Exercise data:
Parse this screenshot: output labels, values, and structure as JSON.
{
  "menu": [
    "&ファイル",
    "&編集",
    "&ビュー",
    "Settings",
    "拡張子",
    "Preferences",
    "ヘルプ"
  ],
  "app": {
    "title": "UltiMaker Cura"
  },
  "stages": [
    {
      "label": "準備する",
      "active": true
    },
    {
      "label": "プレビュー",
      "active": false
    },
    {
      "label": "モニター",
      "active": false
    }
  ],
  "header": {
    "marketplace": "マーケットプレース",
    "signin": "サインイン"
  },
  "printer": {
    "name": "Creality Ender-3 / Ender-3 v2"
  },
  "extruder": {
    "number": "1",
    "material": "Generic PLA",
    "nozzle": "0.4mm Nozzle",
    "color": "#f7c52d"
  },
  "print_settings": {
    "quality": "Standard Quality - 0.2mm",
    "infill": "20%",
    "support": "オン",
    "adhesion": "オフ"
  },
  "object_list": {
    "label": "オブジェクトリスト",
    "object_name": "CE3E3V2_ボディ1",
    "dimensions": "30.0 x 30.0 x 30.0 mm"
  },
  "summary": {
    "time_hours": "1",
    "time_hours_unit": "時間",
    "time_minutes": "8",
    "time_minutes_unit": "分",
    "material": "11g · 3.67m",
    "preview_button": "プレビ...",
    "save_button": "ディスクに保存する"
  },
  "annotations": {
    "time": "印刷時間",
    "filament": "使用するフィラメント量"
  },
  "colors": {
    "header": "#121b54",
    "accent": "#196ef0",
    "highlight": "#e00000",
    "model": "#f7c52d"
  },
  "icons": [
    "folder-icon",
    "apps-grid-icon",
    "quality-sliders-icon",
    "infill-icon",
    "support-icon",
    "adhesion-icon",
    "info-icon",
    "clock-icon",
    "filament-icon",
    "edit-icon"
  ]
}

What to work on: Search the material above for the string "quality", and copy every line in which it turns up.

Exercise result:
    "quality": "Standard Quality - 0.2mm",
    "quality-sliders-icon",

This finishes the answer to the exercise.